WASHINGTON, Sept. 18 (Xinhua) -- The number of Americans who are optimistic about finding a quality job has hit a five-year high, but finding a good job is still tough for lower income earners, found a Gallup poll released Wednesday.
Twenty-seven percent of Americans nationwide say now is a good time to find a quality job, up significantly from 21 percent in August. The figure is by one point the highest since January 2008, according to the Sept. 5-8 poll.
More broadly, Americans' perceptions of the U.S. job market have tended to be more positive each month this year than during most months last year, and compared with 2009 through 2011, when the percentage saying it is a good time was consistently below 20 percent, Gallup found.
Upper-income Americans' optimism about the availability of good jobs surged 9 percentage points to 33 percent in September. Middle- income Americans' optimism is also at one of the highest levels of the year.
At the same time, lower-income Americans' optimism has faded, with 19 percent saying now is a good time to find a quality job -- unchanged from August but down from 26 percent in July, and 30 percent in June, Gallup found.
As a result, there is now a relatively wide gap separating lower-income Americans' views about jobs from the views of those in higher-income brackets, markedly different from earlier this year when the three groups' views were closer, Gallup found.
Young adults aged 18 to 29 and Democrats, as well as Hispanics and blacks -- both of which are predominantly Democratic groups -- are the most optimistic about finding quality work.
Democrats' relative optimism fits within a larger pattern whereby members of the president's party are the most upbeat about the U.S. economy. Even so, majorities of all political, racial, and ethnic groups are more negative than positive on this question, Gallup found.

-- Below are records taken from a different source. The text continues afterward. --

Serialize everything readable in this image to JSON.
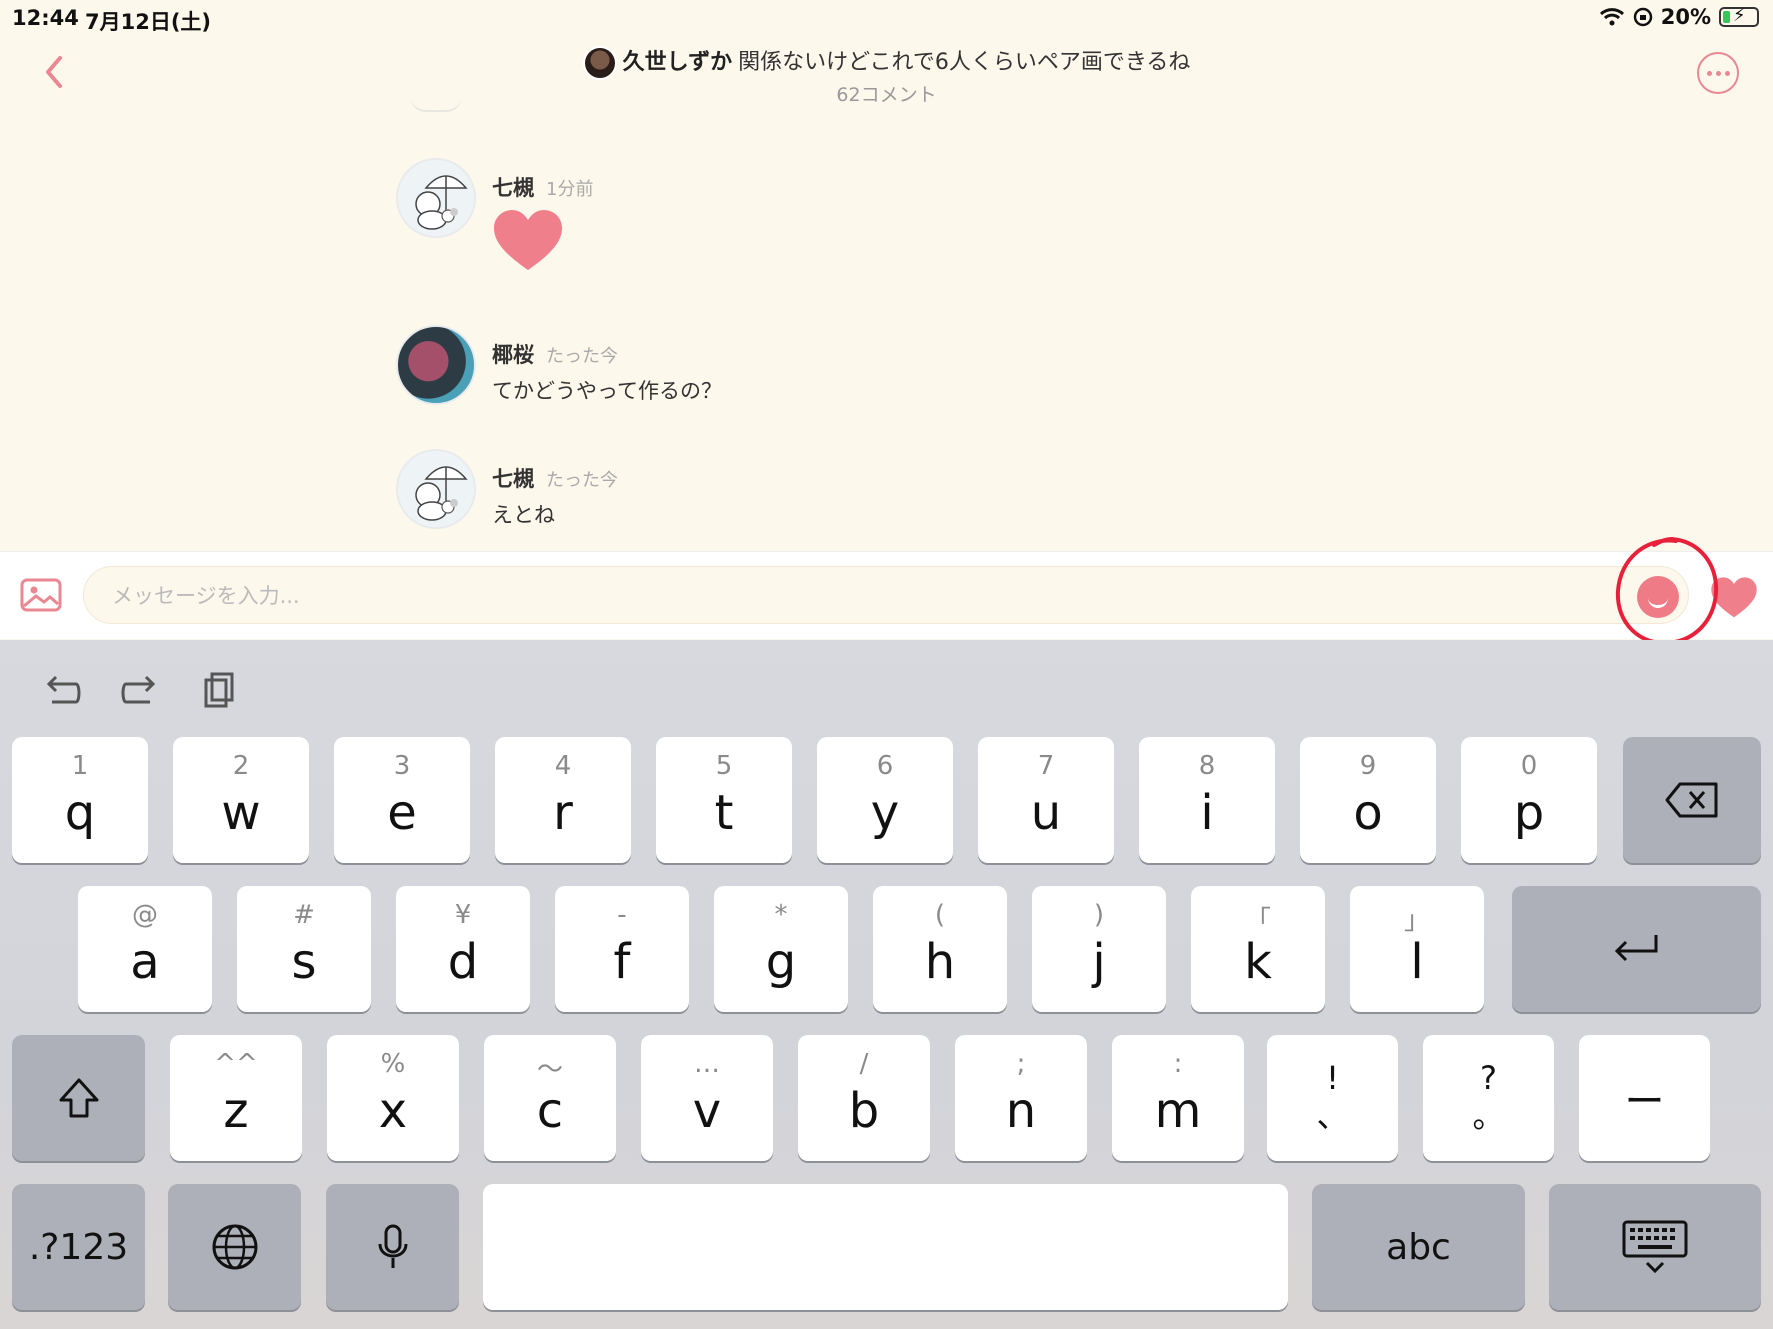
{
  "status": {
    "time": "12:44",
    "date": "7月12日(土)",
    "battery": "20%"
  },
  "header": {
    "author": "久世しずか",
    "title": "関係ないけどこれで6人くらいペア画できるね",
    "comment_count": "62コメント",
    "icons": {
      "back": "chevron-left-icon",
      "more": "ellipsis-icon"
    }
  },
  "messages": [
    {
      "user": "七槻",
      "time": "1分前",
      "type": "heart-sticker",
      "text": ""
    },
    {
      "user": "椰桜",
      "time": "たった今",
      "type": "text",
      "text": "てかどうやって作るの？"
    },
    {
      "user": "七槻",
      "time": "たった今",
      "type": "text",
      "text": "えとね"
    }
  ],
  "input": {
    "placeholder": "メッセージを入力..."
  },
  "keyboard": {
    "row1": [
      {
        "sub": "1",
        "main": "q"
      },
      {
        "sub": "2",
        "main": "w"
      },
      {
        "sub": "3",
        "main": "e"
      },
      {
        "sub": "4",
        "main": "r"
      },
      {
        "sub": "5",
        "main": "t"
      },
      {
        "sub": "6",
        "main": "y"
      },
      {
        "sub": "7",
        "main": "u"
      },
      {
        "sub": "8",
        "main": "i"
      },
      {
        "sub": "9",
        "main": "o"
      },
      {
        "sub": "0",
        "main": "p"
      }
    ],
    "row2": [
      {
        "sub": "@",
        "main": "a"
      },
      {
        "sub": "#",
        "main": "s"
      },
      {
        "sub": "¥",
        "main": "d"
      },
      {
        "sub": "-",
        "main": "f"
      },
      {
        "sub": "*",
        "main": "g"
      },
      {
        "sub": "(",
        "main": "h"
      },
      {
        "sub": ")",
        "main": "j"
      },
      {
        "sub": "「",
        "main": "k"
      },
      {
        "sub": "」",
        "main": "l"
      }
    ],
    "row3": [
      {
        "sub": "^^",
        "main": "z"
      },
      {
        "sub": "%",
        "main": "x"
      },
      {
        "sub": "〜",
        "main": "c"
      },
      {
        "sub": "…",
        "main": "v"
      },
      {
        "sub": "/",
        "main": "b"
      },
      {
        "sub": ";",
        "main": "n"
      },
      {
        "sub": ":",
        "main": "m"
      }
    ],
    "punct": [
      {
        "top": "!",
        "bottom": "、"
      },
      {
        "top": "?",
        "bottom": "。"
      },
      {
        "top": "ー",
        "bottom": ""
      }
    ],
    "numbers_label": ".?123",
    "abc_label": "abc",
    "space_label": ""
  },
  "colors": {
    "accent": "#e98792",
    "background": "#fdf8ec",
    "annotation": "#e8213a"
  }
}
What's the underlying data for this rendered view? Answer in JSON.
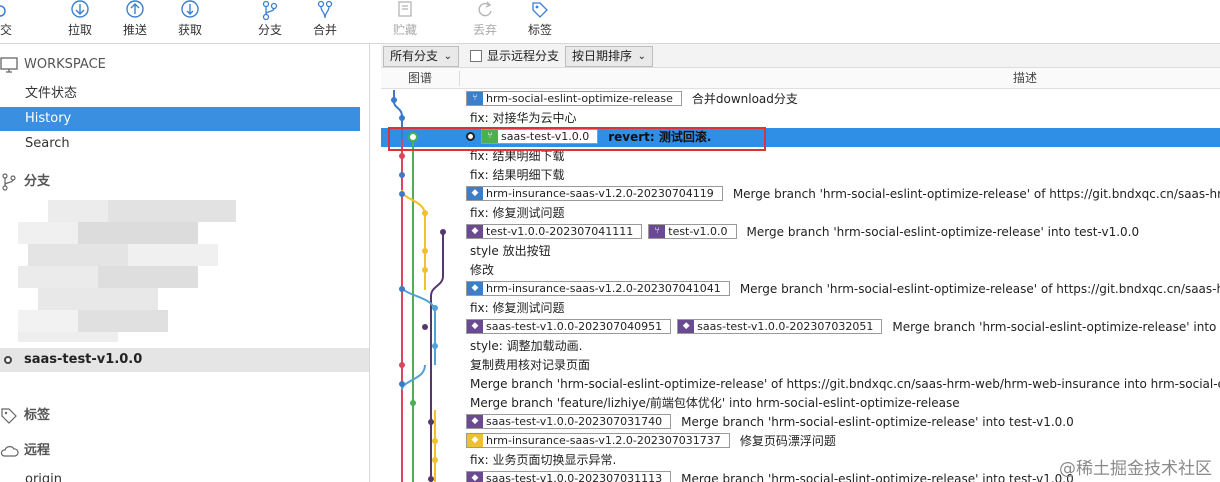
{
  "toolbar": {
    "items": [
      {
        "label": "交",
        "icon": "commit-icon"
      },
      {
        "label": "拉取",
        "icon": "pull-icon"
      },
      {
        "label": "推送",
        "icon": "push-icon"
      },
      {
        "label": "获取",
        "icon": "fetch-icon"
      },
      {
        "label": "分支",
        "icon": "branch-icon"
      },
      {
        "label": "合并",
        "icon": "merge-icon"
      },
      {
        "label": "贮藏",
        "icon": "stash-icon"
      },
      {
        "label": "丢弃",
        "icon": "discard-icon"
      },
      {
        "label": "标签",
        "icon": "tag-icon"
      }
    ]
  },
  "sidebar": {
    "workspace": "WORKSPACE",
    "items": [
      {
        "label": "文件状态"
      },
      {
        "label": "History"
      },
      {
        "label": "Search"
      }
    ],
    "branches_header": "分支",
    "current_branch": "saas-test-v1.0.0",
    "tags_header": "标签",
    "remotes_header": "远程",
    "remote_origin": "origin"
  },
  "filters": {
    "all_branches": "所有分支",
    "show_remote": "显示远程分支",
    "sort": "按日期排序"
  },
  "columns": {
    "graph": "图谱",
    "description": "描述"
  },
  "commits": [
    {
      "tags": [
        {
          "kind": "branch",
          "color": "blue",
          "name": "hrm-social-eslint-optimize-release"
        }
      ],
      "message": "合并download分支"
    },
    {
      "tags": [],
      "message": "fix: 对接华为云中心"
    },
    {
      "tags": [
        {
          "kind": "branch",
          "color": "green",
          "name": "saas-test-v1.0.0"
        }
      ],
      "message": "revert:  测试回滚."
    },
    {
      "tags": [],
      "message": "fix: 结果明细下载"
    },
    {
      "tags": [],
      "message": "fix: 结果明细下载"
    },
    {
      "tags": [
        {
          "kind": "tag",
          "color": "blue",
          "name": "hrm-insurance-saas-v1.2.0-20230704119"
        }
      ],
      "message": "Merge branch 'hrm-social-eslint-optimize-release' of https://git.bndxqc.cn/saas-hrm-w"
    },
    {
      "tags": [],
      "message": "fix: 修复测试问题"
    },
    {
      "tags": [
        {
          "kind": "tag",
          "color": "purple",
          "name": "test-v1.0.0-202307041111"
        },
        {
          "kind": "branch",
          "color": "purple",
          "name": "test-v1.0.0"
        }
      ],
      "message": "Merge branch 'hrm-social-eslint-optimize-release' into test-v1.0.0"
    },
    {
      "tags": [],
      "message": "style 放出按钮"
    },
    {
      "tags": [],
      "message": "修改"
    },
    {
      "tags": [
        {
          "kind": "tag",
          "color": "blue",
          "name": "hrm-insurance-saas-v1.2.0-202307041041"
        }
      ],
      "message": "Merge branch 'hrm-social-eslint-optimize-release' of https://git.bndxqc.cn/saas-hrm-"
    },
    {
      "tags": [],
      "message": "fix: 修复测试问题"
    },
    {
      "tags": [
        {
          "kind": "tag",
          "color": "purple",
          "name": "saas-test-v1.0.0-202307040951"
        },
        {
          "kind": "tag",
          "color": "purple",
          "name": "saas-test-v1.0.0-202307032051"
        }
      ],
      "message": "Merge branch 'hrm-social-eslint-optimize-release' into test"
    },
    {
      "tags": [],
      "message": "style: 调整加载动画."
    },
    {
      "tags": [],
      "message": "复制费用核对记录页面"
    },
    {
      "tags": [],
      "message": "Merge branch 'hrm-social-eslint-optimize-release' of https://git.bndxqc.cn/saas-hrm-web/hrm-web-insurance into hrm-social-eslin"
    },
    {
      "tags": [],
      "message": "Merge branch 'feature/lizhiye/前端包体优化' into hrm-social-eslint-optimize-release"
    },
    {
      "tags": [
        {
          "kind": "tag",
          "color": "purple",
          "name": "saas-test-v1.0.0-202307031740"
        }
      ],
      "message": "Merge branch 'hrm-social-eslint-optimize-release' into test-v1.0.0"
    },
    {
      "tags": [
        {
          "kind": "tag",
          "color": "yellow",
          "name": "hrm-insurance-saas-v1.2.0-202307031737"
        }
      ],
      "message": "修复页码漂浮问题"
    },
    {
      "tags": [],
      "message": "fix: 业务页面切换显示异常."
    },
    {
      "tags": [
        {
          "kind": "tag",
          "color": "purple",
          "name": "saas-test-v1.0.0-202307031113"
        }
      ],
      "message": "Merge branch 'hrm-social-eslint-optimize-release' into test-v1.0.0"
    }
  ],
  "watermark": "@稀土掘金技术社区"
}
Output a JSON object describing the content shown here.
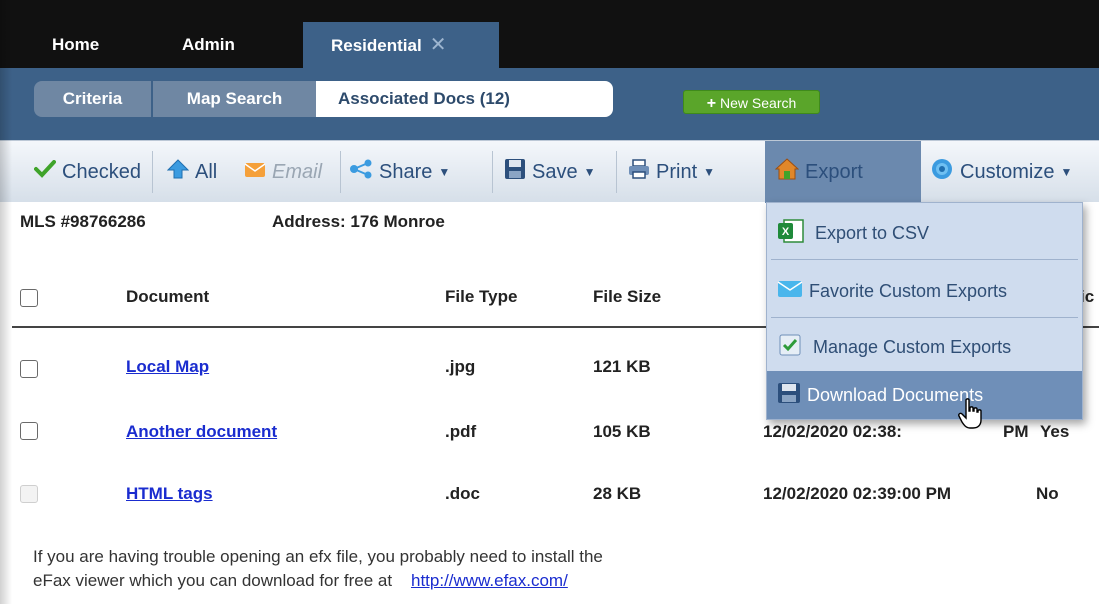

While still negative overall, Americans' perceptions of the nation's job market have generally been better this year than at any time since early 2008. While that is potentially good news, it is driven exclusively by improved perceptions among middle- and upper-income Americans, Gallup found.
Lower-income Americans' views on the issue have been at a yearly low since August, no doubt reflecting their challenges and frustrations at the bottom of the skills ladder, Gallup found.